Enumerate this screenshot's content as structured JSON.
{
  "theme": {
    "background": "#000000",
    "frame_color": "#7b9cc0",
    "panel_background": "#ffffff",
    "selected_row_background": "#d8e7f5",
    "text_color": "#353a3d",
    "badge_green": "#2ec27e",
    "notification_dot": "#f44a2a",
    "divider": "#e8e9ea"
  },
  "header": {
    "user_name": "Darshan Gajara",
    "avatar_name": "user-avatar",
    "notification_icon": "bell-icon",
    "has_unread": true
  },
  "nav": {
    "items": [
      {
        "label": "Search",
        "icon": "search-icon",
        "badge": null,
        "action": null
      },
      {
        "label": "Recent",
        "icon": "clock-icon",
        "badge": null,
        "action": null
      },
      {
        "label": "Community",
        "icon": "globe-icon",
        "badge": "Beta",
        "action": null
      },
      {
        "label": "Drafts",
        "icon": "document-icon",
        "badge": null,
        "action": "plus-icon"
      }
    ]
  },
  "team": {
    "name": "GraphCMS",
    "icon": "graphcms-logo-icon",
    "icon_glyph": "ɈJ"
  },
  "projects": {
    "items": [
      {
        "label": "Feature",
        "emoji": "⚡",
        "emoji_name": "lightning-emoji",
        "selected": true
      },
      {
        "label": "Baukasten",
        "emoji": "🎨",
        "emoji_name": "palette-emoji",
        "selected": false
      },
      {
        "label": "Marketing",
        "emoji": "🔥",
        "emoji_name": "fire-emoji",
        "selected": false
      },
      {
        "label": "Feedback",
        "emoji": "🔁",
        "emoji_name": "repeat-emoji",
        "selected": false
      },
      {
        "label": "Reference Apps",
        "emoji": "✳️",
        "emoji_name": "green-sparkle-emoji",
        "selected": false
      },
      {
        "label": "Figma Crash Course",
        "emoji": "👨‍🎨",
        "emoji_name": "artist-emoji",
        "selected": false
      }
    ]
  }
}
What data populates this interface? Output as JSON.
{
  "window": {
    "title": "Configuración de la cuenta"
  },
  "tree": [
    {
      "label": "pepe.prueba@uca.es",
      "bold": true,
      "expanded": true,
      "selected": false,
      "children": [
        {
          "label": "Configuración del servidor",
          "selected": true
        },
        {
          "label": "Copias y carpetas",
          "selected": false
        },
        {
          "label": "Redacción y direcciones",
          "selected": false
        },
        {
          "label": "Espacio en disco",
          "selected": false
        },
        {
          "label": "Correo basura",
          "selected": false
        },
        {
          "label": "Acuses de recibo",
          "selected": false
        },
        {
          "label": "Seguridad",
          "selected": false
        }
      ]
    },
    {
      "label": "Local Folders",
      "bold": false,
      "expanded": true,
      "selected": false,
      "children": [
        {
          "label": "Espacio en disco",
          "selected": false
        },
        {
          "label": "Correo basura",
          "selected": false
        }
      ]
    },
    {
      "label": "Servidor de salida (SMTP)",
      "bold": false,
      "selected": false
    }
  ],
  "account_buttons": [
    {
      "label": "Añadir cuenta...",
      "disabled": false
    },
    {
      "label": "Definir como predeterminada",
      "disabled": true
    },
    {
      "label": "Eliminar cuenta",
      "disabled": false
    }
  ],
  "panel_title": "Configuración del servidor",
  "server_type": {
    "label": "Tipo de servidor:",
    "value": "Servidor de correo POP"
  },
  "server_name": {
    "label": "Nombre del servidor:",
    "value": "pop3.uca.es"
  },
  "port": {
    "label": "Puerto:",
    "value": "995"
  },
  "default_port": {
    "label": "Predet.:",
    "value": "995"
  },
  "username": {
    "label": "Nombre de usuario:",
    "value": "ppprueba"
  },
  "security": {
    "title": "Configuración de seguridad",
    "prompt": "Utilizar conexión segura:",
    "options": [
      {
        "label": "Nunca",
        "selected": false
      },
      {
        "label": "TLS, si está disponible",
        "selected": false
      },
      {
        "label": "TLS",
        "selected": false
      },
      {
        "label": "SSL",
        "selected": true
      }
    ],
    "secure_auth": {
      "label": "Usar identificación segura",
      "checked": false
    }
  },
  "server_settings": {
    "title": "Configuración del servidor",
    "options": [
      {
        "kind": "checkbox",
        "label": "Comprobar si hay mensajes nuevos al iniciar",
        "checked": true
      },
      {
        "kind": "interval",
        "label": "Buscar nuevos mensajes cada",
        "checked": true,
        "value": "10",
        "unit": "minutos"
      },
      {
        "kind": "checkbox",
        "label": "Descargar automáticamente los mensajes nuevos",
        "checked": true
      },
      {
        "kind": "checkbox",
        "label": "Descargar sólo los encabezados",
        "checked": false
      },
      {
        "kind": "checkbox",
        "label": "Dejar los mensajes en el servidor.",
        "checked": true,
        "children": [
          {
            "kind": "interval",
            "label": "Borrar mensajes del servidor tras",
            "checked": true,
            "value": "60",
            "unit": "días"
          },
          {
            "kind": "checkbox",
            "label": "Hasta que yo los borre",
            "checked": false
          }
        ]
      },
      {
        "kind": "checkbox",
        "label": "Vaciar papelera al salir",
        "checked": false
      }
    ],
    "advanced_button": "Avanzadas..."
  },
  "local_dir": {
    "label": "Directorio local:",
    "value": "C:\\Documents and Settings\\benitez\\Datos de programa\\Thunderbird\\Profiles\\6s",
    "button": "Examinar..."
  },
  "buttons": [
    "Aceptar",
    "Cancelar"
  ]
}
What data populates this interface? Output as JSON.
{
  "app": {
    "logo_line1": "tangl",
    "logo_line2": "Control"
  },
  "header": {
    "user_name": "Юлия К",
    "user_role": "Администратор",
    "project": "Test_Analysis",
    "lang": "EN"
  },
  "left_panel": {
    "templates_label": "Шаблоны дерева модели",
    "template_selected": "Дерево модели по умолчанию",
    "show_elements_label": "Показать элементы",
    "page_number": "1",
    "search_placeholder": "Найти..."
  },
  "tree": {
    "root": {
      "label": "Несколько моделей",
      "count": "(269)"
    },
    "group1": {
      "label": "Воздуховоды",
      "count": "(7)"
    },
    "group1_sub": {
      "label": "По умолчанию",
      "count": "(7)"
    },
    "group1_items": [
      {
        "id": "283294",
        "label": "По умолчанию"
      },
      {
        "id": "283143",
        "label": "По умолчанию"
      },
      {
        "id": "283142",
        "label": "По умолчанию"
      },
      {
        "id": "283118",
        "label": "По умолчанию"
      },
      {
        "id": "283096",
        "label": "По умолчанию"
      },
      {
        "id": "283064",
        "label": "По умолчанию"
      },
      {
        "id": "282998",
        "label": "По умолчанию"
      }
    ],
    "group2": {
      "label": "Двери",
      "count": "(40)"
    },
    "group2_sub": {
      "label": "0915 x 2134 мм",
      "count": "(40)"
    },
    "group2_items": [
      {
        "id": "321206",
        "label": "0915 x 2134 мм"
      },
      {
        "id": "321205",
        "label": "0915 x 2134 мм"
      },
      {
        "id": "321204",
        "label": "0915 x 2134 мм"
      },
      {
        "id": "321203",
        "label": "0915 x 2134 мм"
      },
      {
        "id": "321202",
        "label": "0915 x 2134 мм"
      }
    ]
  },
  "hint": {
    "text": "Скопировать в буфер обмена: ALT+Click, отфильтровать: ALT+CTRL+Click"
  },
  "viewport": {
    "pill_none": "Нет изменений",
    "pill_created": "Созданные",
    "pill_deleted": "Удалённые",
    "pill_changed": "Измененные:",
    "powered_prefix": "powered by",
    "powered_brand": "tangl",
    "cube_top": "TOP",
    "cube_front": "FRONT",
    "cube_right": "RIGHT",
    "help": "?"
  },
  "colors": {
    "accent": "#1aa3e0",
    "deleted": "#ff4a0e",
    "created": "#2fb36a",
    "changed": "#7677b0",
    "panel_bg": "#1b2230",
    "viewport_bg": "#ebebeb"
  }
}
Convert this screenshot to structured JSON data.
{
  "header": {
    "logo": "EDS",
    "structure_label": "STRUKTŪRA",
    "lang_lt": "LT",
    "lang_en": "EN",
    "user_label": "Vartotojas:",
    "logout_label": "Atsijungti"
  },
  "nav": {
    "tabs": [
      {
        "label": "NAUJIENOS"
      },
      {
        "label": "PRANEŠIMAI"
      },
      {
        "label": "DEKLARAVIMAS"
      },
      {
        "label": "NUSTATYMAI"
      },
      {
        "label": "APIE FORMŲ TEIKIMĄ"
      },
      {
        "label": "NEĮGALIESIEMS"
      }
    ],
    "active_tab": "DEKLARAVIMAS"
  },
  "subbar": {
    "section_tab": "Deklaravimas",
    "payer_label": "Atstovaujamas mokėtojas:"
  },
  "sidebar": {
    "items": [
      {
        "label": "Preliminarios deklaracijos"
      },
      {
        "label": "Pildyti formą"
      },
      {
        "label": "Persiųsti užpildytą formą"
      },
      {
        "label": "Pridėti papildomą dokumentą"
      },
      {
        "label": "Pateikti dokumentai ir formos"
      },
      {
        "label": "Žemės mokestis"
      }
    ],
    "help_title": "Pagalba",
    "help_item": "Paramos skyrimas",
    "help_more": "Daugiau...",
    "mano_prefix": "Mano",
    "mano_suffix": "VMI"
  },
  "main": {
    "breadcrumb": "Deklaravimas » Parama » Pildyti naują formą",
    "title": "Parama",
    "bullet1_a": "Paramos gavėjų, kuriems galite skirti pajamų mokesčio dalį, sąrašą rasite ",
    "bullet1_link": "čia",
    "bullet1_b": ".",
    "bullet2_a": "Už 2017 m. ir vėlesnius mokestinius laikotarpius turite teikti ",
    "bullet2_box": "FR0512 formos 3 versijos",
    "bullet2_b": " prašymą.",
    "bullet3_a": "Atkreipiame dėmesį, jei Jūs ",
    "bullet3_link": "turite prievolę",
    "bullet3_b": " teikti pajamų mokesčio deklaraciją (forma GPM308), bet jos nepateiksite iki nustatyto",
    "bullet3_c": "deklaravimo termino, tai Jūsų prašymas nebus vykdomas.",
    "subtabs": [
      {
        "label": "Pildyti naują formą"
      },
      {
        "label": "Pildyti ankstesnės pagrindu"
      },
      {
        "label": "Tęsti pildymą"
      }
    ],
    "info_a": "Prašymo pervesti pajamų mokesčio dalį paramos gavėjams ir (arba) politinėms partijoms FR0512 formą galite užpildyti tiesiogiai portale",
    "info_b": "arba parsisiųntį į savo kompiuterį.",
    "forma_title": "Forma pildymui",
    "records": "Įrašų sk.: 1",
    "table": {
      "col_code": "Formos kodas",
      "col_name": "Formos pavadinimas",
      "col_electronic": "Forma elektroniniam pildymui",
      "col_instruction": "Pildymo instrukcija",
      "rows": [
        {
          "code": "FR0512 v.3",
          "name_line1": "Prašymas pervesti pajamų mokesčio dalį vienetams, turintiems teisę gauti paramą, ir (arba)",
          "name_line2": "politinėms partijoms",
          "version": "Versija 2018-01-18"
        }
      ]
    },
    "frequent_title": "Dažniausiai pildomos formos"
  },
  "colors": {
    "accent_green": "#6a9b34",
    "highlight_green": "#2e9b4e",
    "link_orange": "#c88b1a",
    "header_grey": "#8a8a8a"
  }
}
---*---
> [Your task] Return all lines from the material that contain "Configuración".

> [Solution]
    "title": "Configuración de la cuenta"
          "label": "Configuración del servidor",
  "panel_title": "Configuración del servidor",
    "title": "Configuración de seguridad",
    "title": "Configuración del servidor",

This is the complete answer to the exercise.